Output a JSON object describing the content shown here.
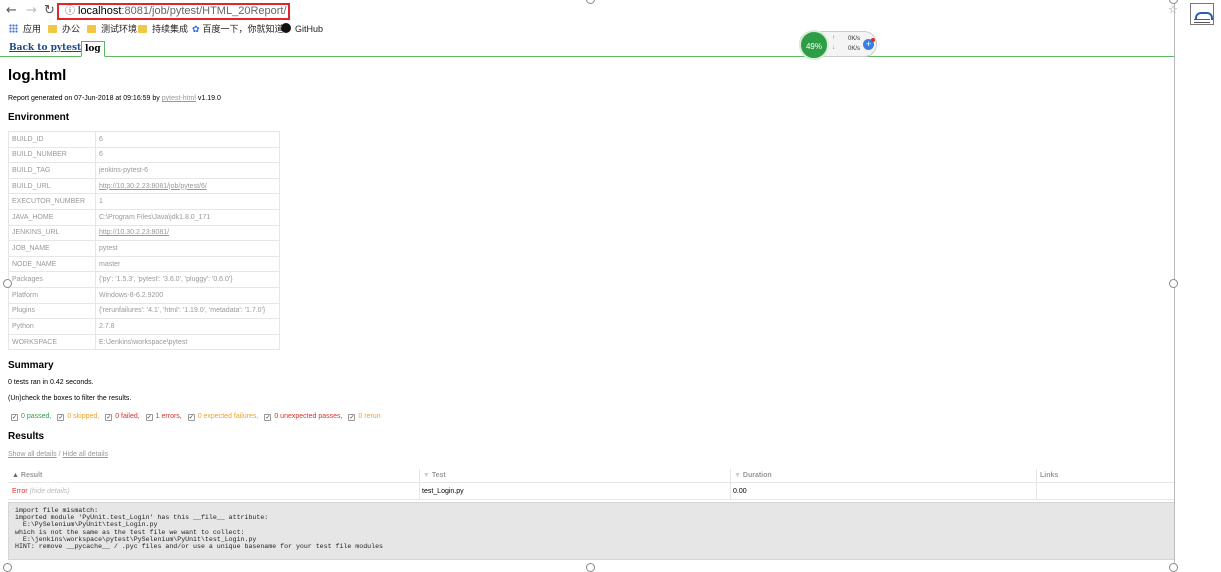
{
  "browser": {
    "address_host": "localhost",
    "address_path": ":8081/job/pytest/HTML_20Report/",
    "bookmarks": [
      "应用",
      "办公",
      "测试环境",
      "持续集成",
      "百度一下，你就知道",
      "GitHub"
    ]
  },
  "jenkins": {
    "back_link": "Back to pytest",
    "tab": "log"
  },
  "network_widget": {
    "cpu": "49%",
    "up": "0K/s",
    "down": "0K/s"
  },
  "report": {
    "title": "log.html",
    "generated_prefix": "Report generated on 07-Jun-2018 at 09:16:59 by ",
    "generated_link": "pytest-html",
    "generated_suffix": " v1.19.0",
    "environment_heading": "Environment",
    "environment": [
      {
        "key": "BUILD_ID",
        "value": "6"
      },
      {
        "key": "BUILD_NUMBER",
        "value": "6"
      },
      {
        "key": "BUILD_TAG",
        "value": "jenkins-pytest-6"
      },
      {
        "key": "BUILD_URL",
        "value": "http://10.30.2.23:8081/job/pytest/6/",
        "link": true
      },
      {
        "key": "EXECUTOR_NUMBER",
        "value": "1"
      },
      {
        "key": "JAVA_HOME",
        "value": "C:\\Program Files\\Java\\jdk1.8.0_171"
      },
      {
        "key": "JENKINS_URL",
        "value": "http://10.30.2.23:8081/",
        "link": true
      },
      {
        "key": "JOB_NAME",
        "value": "pytest"
      },
      {
        "key": "NODE_NAME",
        "value": "master"
      },
      {
        "key": "Packages",
        "value": "{'py': '1.5.3', 'pytest': '3.6.0', 'pluggy': '0.6.0'}"
      },
      {
        "key": "Platform",
        "value": "Windows-8-6.2.9200"
      },
      {
        "key": "Plugins",
        "value": "{'rerunfailures': '4.1', 'html': '1.19.0', 'metadata': '1.7.0'}"
      },
      {
        "key": "Python",
        "value": "2.7.8"
      },
      {
        "key": "WORKSPACE",
        "value": "E:\\Jenkins\\workspace\\pytest"
      }
    ],
    "summary_heading": "Summary",
    "summary_text": "0 tests ran in 0.42 seconds.",
    "filter_hint": "(Un)check the boxes to filter the results.",
    "filters": [
      "0 passed,",
      "0 skipped,",
      "0 failed,",
      "1 errors,",
      "0 expected failures,",
      "0 unexpected passes,",
      "0 rerun"
    ],
    "results_heading": "Results",
    "show_details": "Show all details",
    "details_sep": " / ",
    "hide_details": "Hide all details",
    "columns": {
      "result": "Result",
      "test": "Test",
      "duration": "Duration",
      "links": "Links"
    },
    "row": {
      "result": "Error",
      "hide": "(hide details)",
      "test": "test_Login.py",
      "duration": "0.00",
      "links": ""
    },
    "log_text": "import file mismatch:\nimported module 'PyUnit.test_Login' has this __file__ attribute:\n  E:\\PySelenium\\PyUnit\\test_Login.py\nwhich is not the same as the test file we want to collect:\n  E:\\jenkins\\workspace\\pytest\\PySelenium\\PyUnit\\test_Login.py\nHINT: remove __pycache__ / .pyc files and/or use a unique basename for your test file modules"
  }
}
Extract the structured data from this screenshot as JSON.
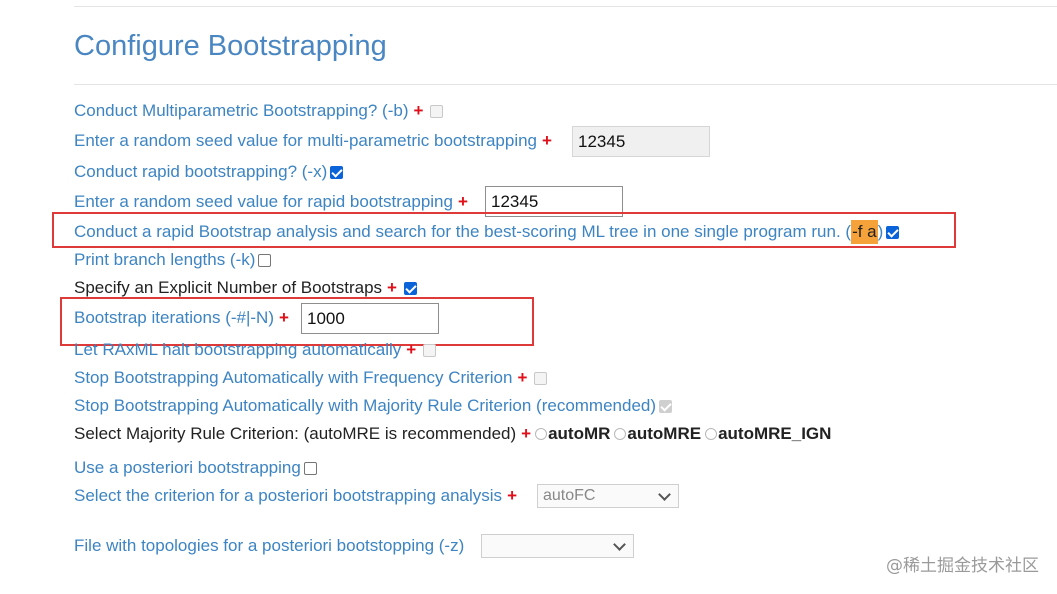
{
  "title": "Configure Bootstrapping",
  "required_mark": "+",
  "rows": {
    "mp_boot": "Conduct Multiparametric Bootstrapping? (-b)",
    "mp_seed": "Enter a random seed value for multi-parametric bootstrapping",
    "rapid": "Conduct rapid bootstrapping? (-x)",
    "rapid_seed": "Enter a random seed value for rapid bootstrapping",
    "rapid_ml": "Conduct a rapid Bootstrap analysis and search for the best-scoring ML tree in one single program run. (",
    "rapid_ml_flag": "-f a",
    "rapid_ml_close": ")",
    "branch": "Print branch lengths (-k)",
    "explicit": "Specify an Explicit Number of Bootstraps",
    "iterations": "Bootstrap iterations (-#|-N)",
    "halt": "Let RAxML halt bootstrapping automatically",
    "freq": "Stop Bootstrapping Automatically with Frequency Criterion",
    "majority": "Stop Bootstrapping Automatically with Majority Rule Criterion (recommended)",
    "select_mr": "Select Majority Rule Criterion: (autoMRE is recommended)",
    "posteriori": "Use a posteriori bootstrapping",
    "criterion": "Select the criterion for a posteriori bootstrapping analysis",
    "topologies": "File with topologies for a posteriori bootstopping (-z)"
  },
  "values": {
    "mp_seed": "12345",
    "rapid_seed": "12345",
    "iterations": "1000",
    "criterion": "autoFC",
    "topologies": ""
  },
  "radio_options": [
    "autoMR",
    "autoMRE",
    "autoMRE_IGN"
  ],
  "watermark": "@稀土掘金技术社区",
  "colors": {
    "accent": "#4a87c2",
    "required": "#e0101a",
    "highlight": "#f5a23a",
    "annotation": "#de3a3a"
  }
}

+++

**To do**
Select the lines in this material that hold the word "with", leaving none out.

**Exercise response**
    "freq": "Stop Bootstrapping Automatically with Frequency Criterion",
    "majority": "Stop Bootstrapping Automatically with Majority Rule Criterion (recommended)",
    "topologies": "File with topologies for a posteriori bootstopping (-z)"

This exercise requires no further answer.